Command–query separation (CQS) is a principle of imperative computer programming. It was devised by Bertrand Meyer as part of his pioneering work on the Eiffel programming language.
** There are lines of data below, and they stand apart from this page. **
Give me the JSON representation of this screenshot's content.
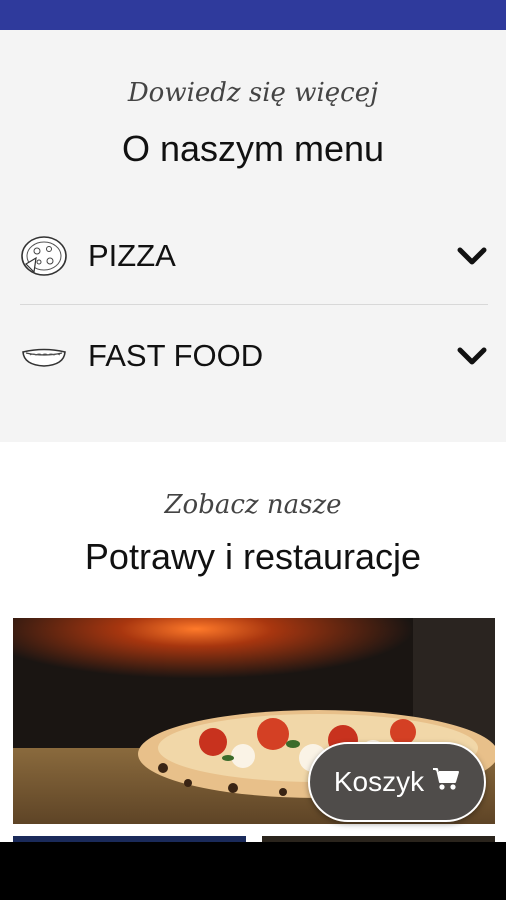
{
  "menu_section": {
    "kicker": "Dowiedz się więcej",
    "title": "O naszym menu",
    "items": [
      {
        "label": "PIZZA",
        "icon": "pizza-icon"
      },
      {
        "label": "FAST FOOD",
        "icon": "hotdog-icon"
      }
    ]
  },
  "restaurants_section": {
    "kicker": "Zobacz nasze",
    "title": "Potrawy i restauracje"
  },
  "cart": {
    "label": "Koszyk",
    "icon": "cart-icon"
  },
  "colors": {
    "status_bar": "#2f3a9c",
    "menu_background": "#f4f4f4",
    "cart_button": "#4f4c4a"
  }
}
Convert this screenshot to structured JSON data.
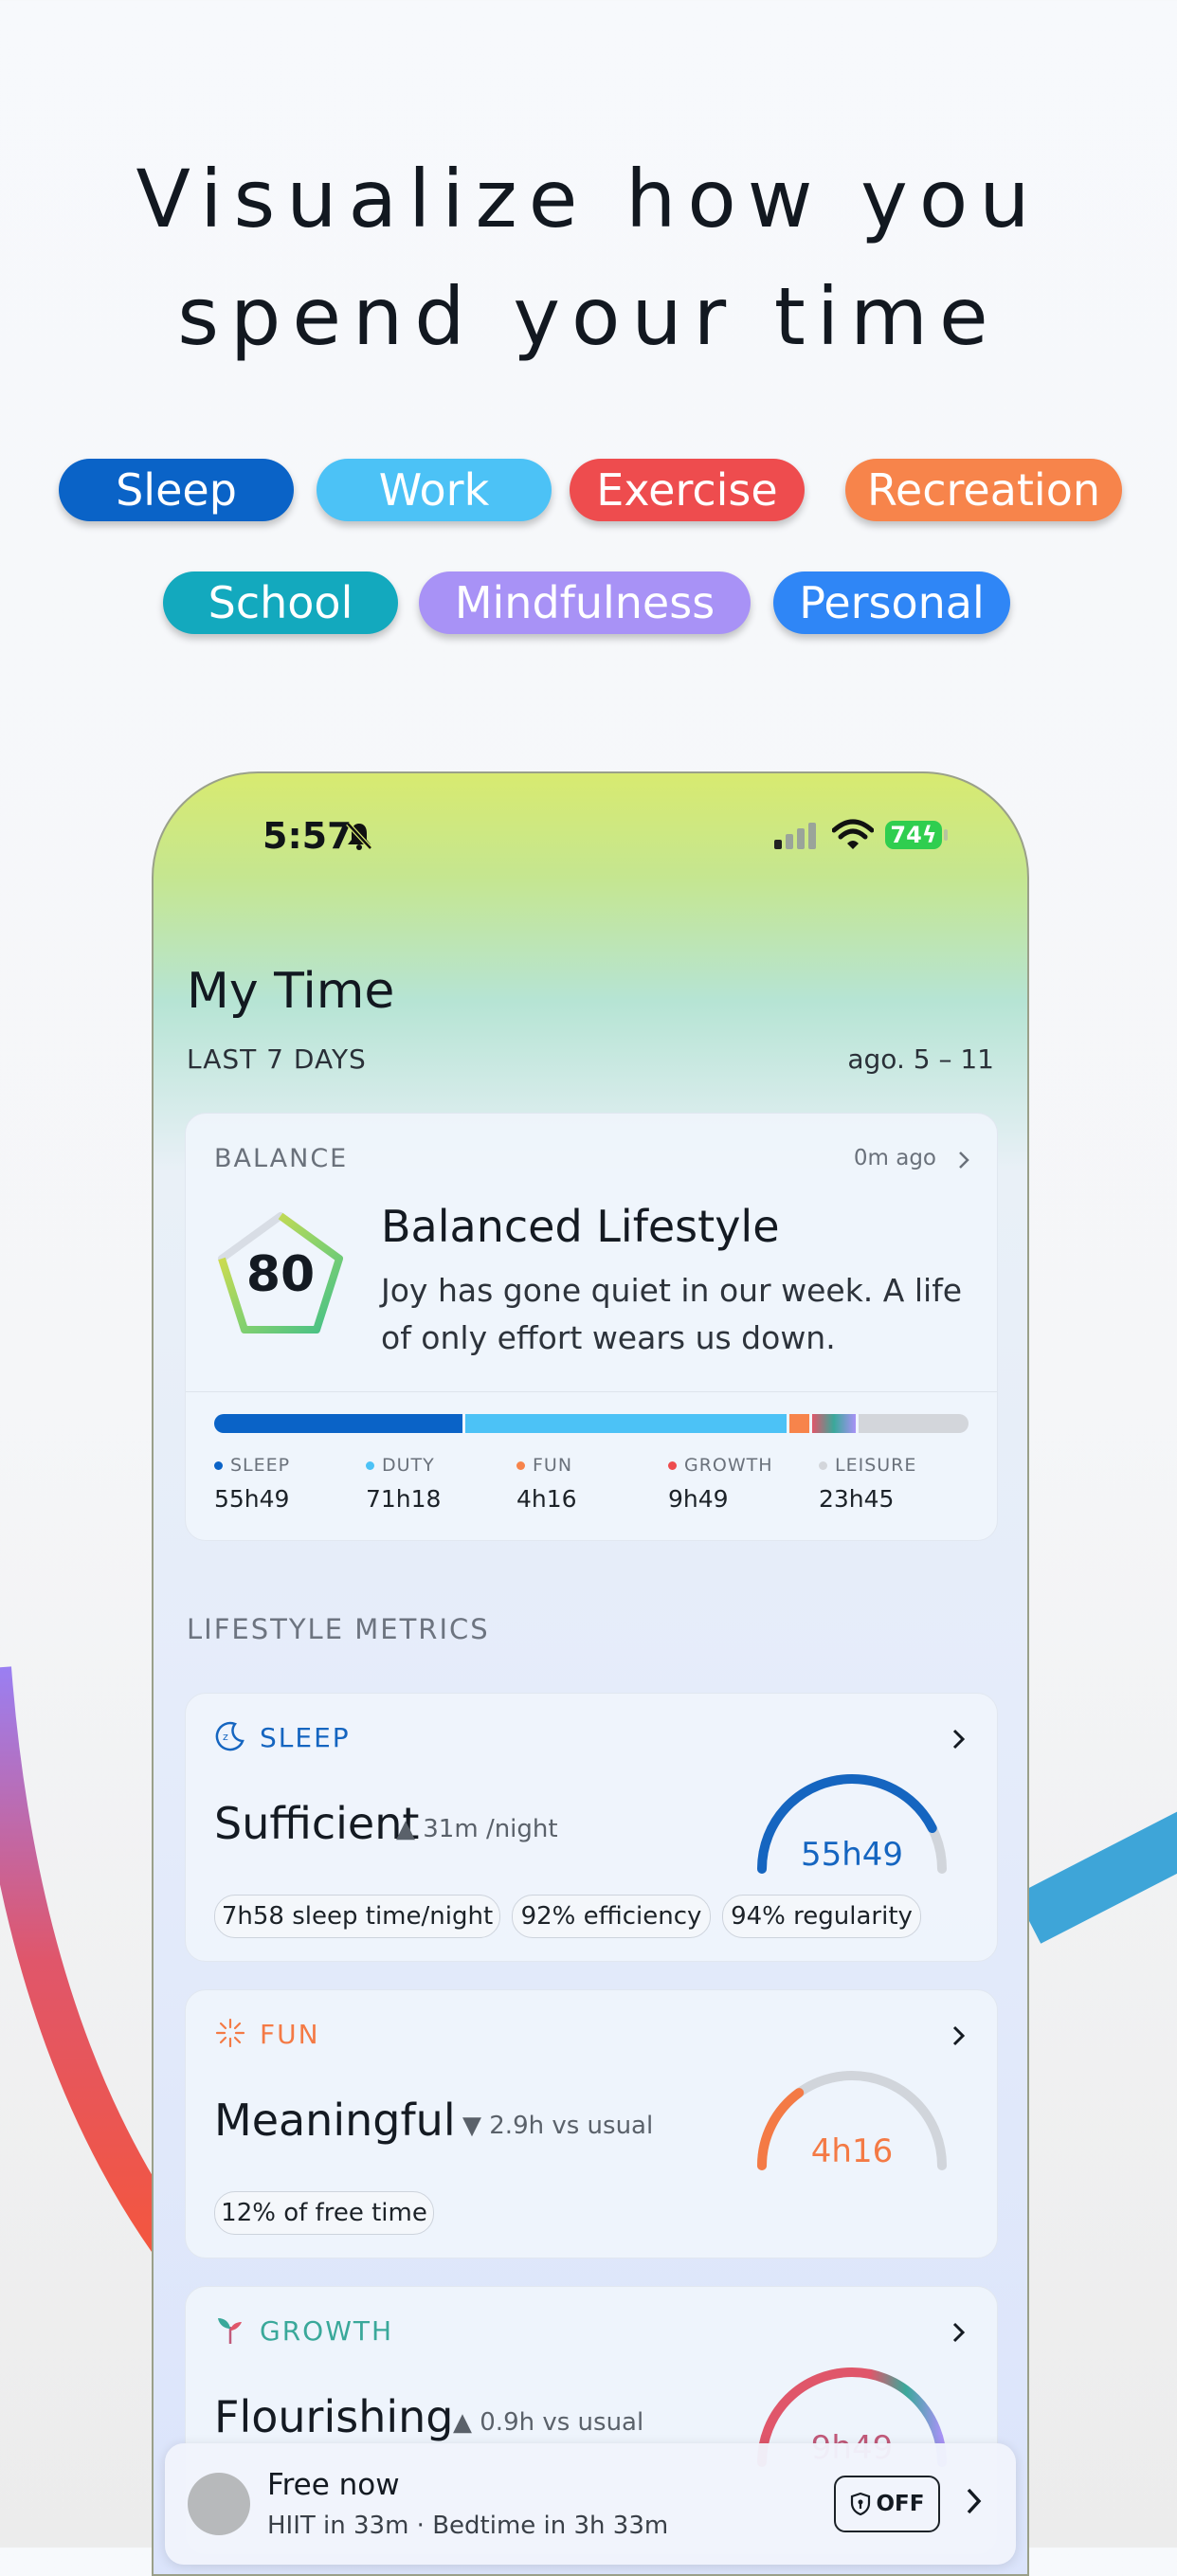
{
  "headline": {
    "line1": "Visualize how you",
    "line2": "spend your time"
  },
  "categories": [
    {
      "label": "Sleep",
      "color": "#0a63c7"
    },
    {
      "label": "Work",
      "color": "#4cc2f6"
    },
    {
      "label": "Exercise",
      "color": "#ee4c4e"
    },
    {
      "label": "Recreation",
      "color": "#f7844b"
    },
    {
      "label": "School",
      "color": "#13a9be"
    },
    {
      "label": "Mindfulness",
      "color": "#a892f6"
    },
    {
      "label": "Personal",
      "color": "#2f86f6"
    }
  ],
  "status_bar": {
    "time": "5:57",
    "battery": "74",
    "icons": [
      "bell-slash-icon",
      "cellular-signal-icon",
      "wifi-icon",
      "battery-charging-icon"
    ]
  },
  "header": {
    "title": "My Time",
    "period": "LAST 7 DAYS",
    "range": "ago. 5 – 11"
  },
  "balance": {
    "label": "BALANCE",
    "updated": "0m ago",
    "score": "80",
    "title": "Balanced Lifestyle",
    "description": "Joy has gone quiet in our week. A life of only effort wears us down.",
    "breakdown": [
      {
        "name": "SLEEP",
        "value": "55h49",
        "color": "#0a63c7",
        "share": 0.34
      },
      {
        "name": "DUTY",
        "value": "71h18",
        "color": "#4cc2f6",
        "share": 0.44
      },
      {
        "name": "FUN",
        "value": "4h16",
        "color": "#f7844b",
        "share": 0.027
      },
      {
        "name": "GROWTH",
        "value": "9h49",
        "color": "#c0698a",
        "share": 0.06
      },
      {
        "name": "LEISURE",
        "value": "23h45",
        "color": "#d3d6db",
        "share": 0.15
      }
    ]
  },
  "section_title": "LIFESTYLE METRICS",
  "metrics": [
    {
      "name": "SLEEP",
      "icon": "sleep-icon",
      "color": "#1565c0",
      "status": "Sufficient",
      "delta_dir": "up",
      "delta": "31m /night",
      "value": "55h49",
      "gauge_fill": 0.85,
      "chips": [
        "7h58 sleep time/night",
        "92% efficiency",
        "94% regularity"
      ]
    },
    {
      "name": "FUN",
      "icon": "fireworks-icon",
      "color": "#f47a45",
      "status": "Meaningful",
      "delta_dir": "down",
      "delta": "2.9h vs usual",
      "value": "4h16",
      "gauge_fill": 0.3,
      "chips": [
        "12% of free time"
      ]
    },
    {
      "name": "GROWTH",
      "icon": "sprout-icon",
      "color": "#3aa89a",
      "status": "Flourishing",
      "delta_dir": "up",
      "delta": "0.9h vs usual",
      "value": "9h49",
      "gauge_fill": 1.0,
      "chips": []
    }
  ],
  "toast": {
    "title": "Free now",
    "subtitle": "HIIT in 33m · Bedtime in 3h 33m",
    "toggle_label": "OFF"
  }
}
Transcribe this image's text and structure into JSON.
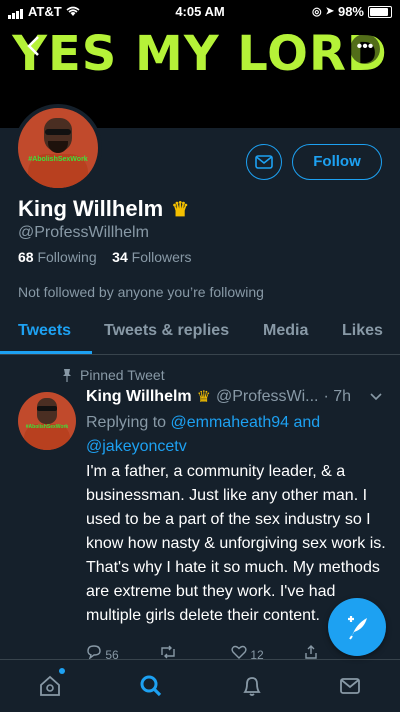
{
  "status_bar": {
    "carrier": "AT&T",
    "time": "4:05 AM",
    "battery": "98%"
  },
  "header": {
    "banner_text": "YES MY LORD",
    "avatar_tag": "#AbolishSexWork"
  },
  "profile": {
    "follow_label": "Follow",
    "name": "King Willhelm",
    "handle": "@ProfessWillhelm",
    "following_count": "68",
    "following_label": "Following",
    "followers_count": "34",
    "followers_label": "Followers",
    "not_followed_text": "Not followed by anyone you’re following"
  },
  "tabs": [
    {
      "label": "Tweets",
      "active": true
    },
    {
      "label": "Tweets & replies"
    },
    {
      "label": "Media"
    },
    {
      "label": "Likes"
    }
  ],
  "tweet": {
    "pinned_label": "Pinned Tweet",
    "author_name": "King Willhelm",
    "author_handle": "@ProfessWi...",
    "time": "· 7h",
    "replying_to": "Replying to",
    "mention1": "@emmaheath94",
    "and": "and",
    "mention2": "@jakeyoncetv",
    "text": "I'm a father, a community leader, & a businessman. Just like any other man. I used to be a part of the sex industry so I know how nasty & unforgiving sex work is. That's why I hate it so much. My methods are extreme but they work. I've had multiple girls delete their content.",
    "reply_count": "56",
    "like_count": "12"
  },
  "colors": {
    "accent": "#1da1f2",
    "banner_text": "#b5f238",
    "background": "#15202b"
  },
  "icons": [
    "back-icon",
    "more-icon",
    "mail-icon",
    "pin-icon",
    "crown-icon",
    "chevron-down-icon",
    "reply-icon",
    "retweet-icon",
    "like-icon",
    "share-icon",
    "compose-icon",
    "home-icon",
    "search-icon",
    "notifications-icon",
    "messages-icon"
  ]
}
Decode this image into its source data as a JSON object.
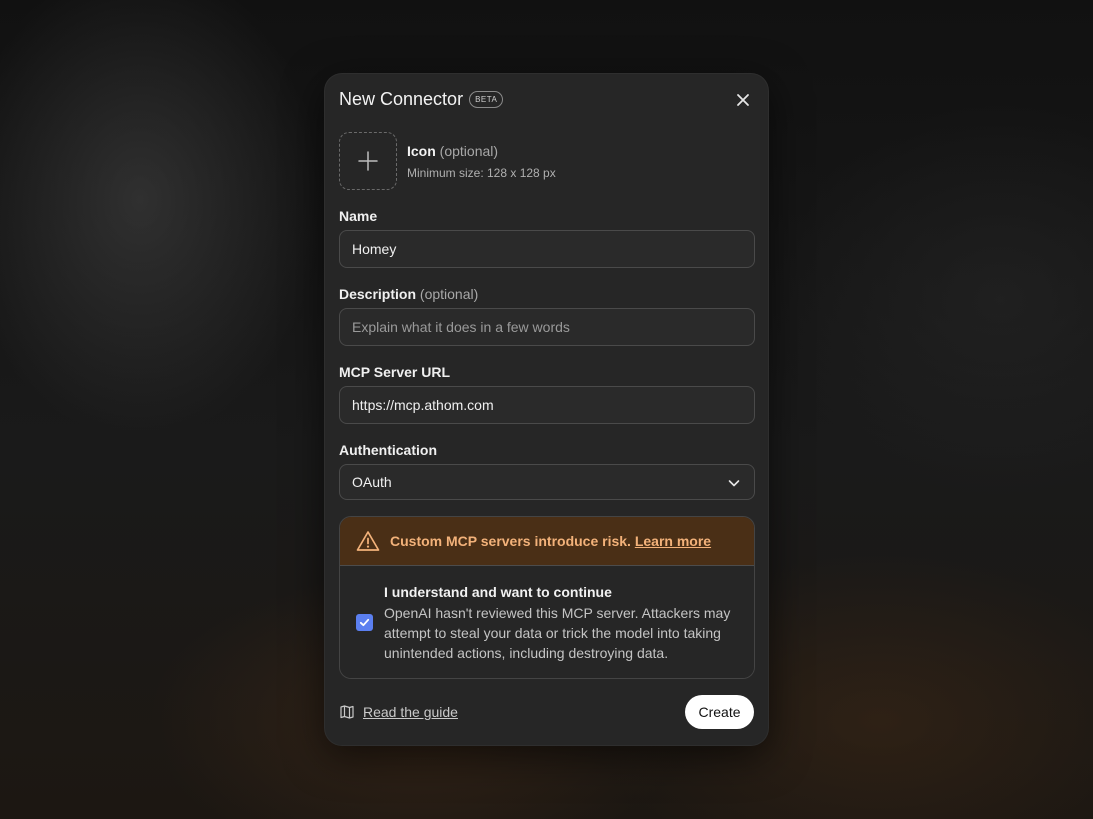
{
  "dialog": {
    "title": "New Connector",
    "badge": "BETA",
    "close_icon": "close-icon"
  },
  "icon_upload": {
    "label": "Icon",
    "optional": "(optional)",
    "hint": "Minimum size: 128 x 128 px",
    "icon": "plus-icon"
  },
  "name": {
    "label": "Name",
    "value": "Homey",
    "placeholder": ""
  },
  "description": {
    "label": "Description",
    "optional": "(optional)",
    "value": "",
    "placeholder": "Explain what it does in a few words"
  },
  "server_url": {
    "label": "MCP Server URL",
    "value": "https://mcp.athom.com",
    "placeholder": ""
  },
  "authentication": {
    "label": "Authentication",
    "selected": "OAuth",
    "icon": "chevron-down-icon"
  },
  "warning": {
    "message": "Custom MCP servers introduce risk.",
    "link": "Learn more",
    "icon": "warning-triangle-icon",
    "accent_color": "#f3b27a",
    "background_color": "#4a2f16"
  },
  "acknowledge": {
    "checked": true,
    "title": "I understand and want to continue",
    "body": "OpenAI hasn't reviewed this MCP server. Attackers may attempt to steal your data or trick the model into taking unintended actions, including destroying data.",
    "checkbox_color": "#5b7ff0"
  },
  "footer": {
    "guide_label": "Read the guide",
    "guide_icon": "book-icon",
    "create_label": "Create"
  }
}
It states that every method should either be a command that performs an action, or a query that returns data to the caller, but not both. In other words, Asking a question should not change the answer. More formally, methods should return a value only if they are referentially transparent and hence possess no side effects.